^{2}/Q^{2}or that Q^{2}= 2感^{2}(3). Since the right hand side of the equation is divisible by 2, so must the left hand side be. But for that to be possible, Q must itself be divisible by 2, and Q must be of the form 2愛 (4). Consequently Q^{2}(= 2感^{2}) must equal (2愛)^{2}(5). This allows us to conclude that P must also be divisible by 2 (8,9) contradicting the assumption that could be expressed as a rational number in lowest terms.(1) = P/Q. Assume is rational. (2) GCD(P,Q)=1 P/Q is expressed in lowest terms (3) Q ^{2}= 2感^{2}Square both sides & multiply by Q ^{2}(4) Q = 2愛 Both sides must be divisible by 2 (5) (2愛) ^{2}= 2感^{2}Substituting (6) 4愛 ^{2}= 2感^{2}Expanding (7) 2愛 ^{2}= P^{2}Divide both sides by 2. (8) P = 2惹 Both sides must be divisible by 2. (9) GCD(P,Q)=2 Both P and Q divisible by 2. (10) P/Q By reductio cannot be rational. - See note 8 of chapter VI and page 174. text

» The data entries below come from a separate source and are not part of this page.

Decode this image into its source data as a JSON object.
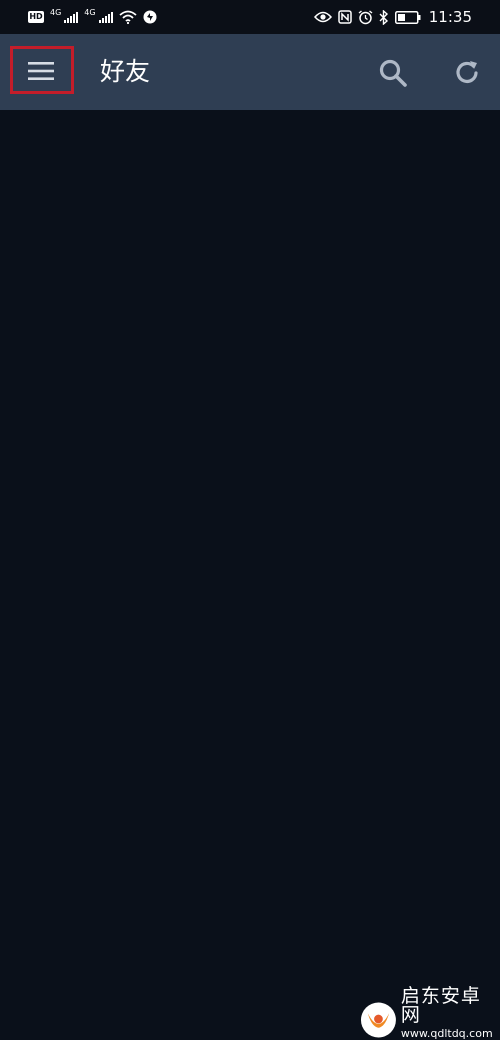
{
  "status_bar": {
    "left_icons": [
      "hd-icon",
      "cellular-signal-icon",
      "cellular-signal-icon",
      "wifi-icon",
      "data-saver-icon"
    ],
    "network_label_1": "4G",
    "network_label_2": "4G",
    "hd_label": "HD",
    "right_icons": [
      "eye-icon",
      "nfc-icon",
      "alarm-icon",
      "bluetooth-icon",
      "battery-icon"
    ],
    "time": "11:35"
  },
  "app_bar": {
    "title": "好友",
    "menu_icon": "hamburger-menu-icon",
    "actions": [
      "search-icon",
      "refresh-icon"
    ]
  },
  "watermark": {
    "title": "启东安卓网",
    "url": "www.qdltdq.com"
  },
  "colors": {
    "app_bar": "#2f3e53",
    "background": "#0a101a",
    "highlight": "#c41d2a"
  }
}
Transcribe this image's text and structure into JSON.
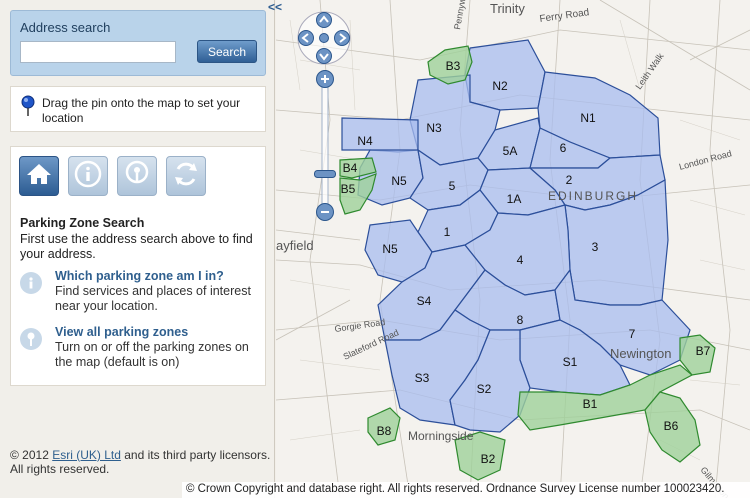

- Arnauld, 1964. p. 299. text
- N. Kretzmann, ed., Infinity and Continuity in Ancient and Medieval Thought, (Ithica, NY: Cornell University Press, 1982). text
- J. D. North, "Finite and otherwise: Aristotle And Some Seventeenth Century Views", in Nature Mathematized vol. 1., University of Western Ontario Series in Philosophy of Science, no. 20. William R. Shea, ed., (Dordrecht, Holland and Boston, U. S. A.: D. Reidel, 1983), 113-148. text
- Donald L. M. Baxter, "Hume on Infinite Divisibility", History of Philosophical Quarterly 5 (April 1988): 133. text
- Baxter, pp. 134-5. text
- D. E. Thomsen, "Atomic nuclei: Quarks in leaky bags", Science News Magazine Vol. 125, No. 18, May 5, 1984, p. 297. text
- Dietrick E. Thomsen, "Experimenting With 40 Trillion Electron-Volts", Science News Magazine Vol. 132, No. 20, November 14, 1987, p. 315. text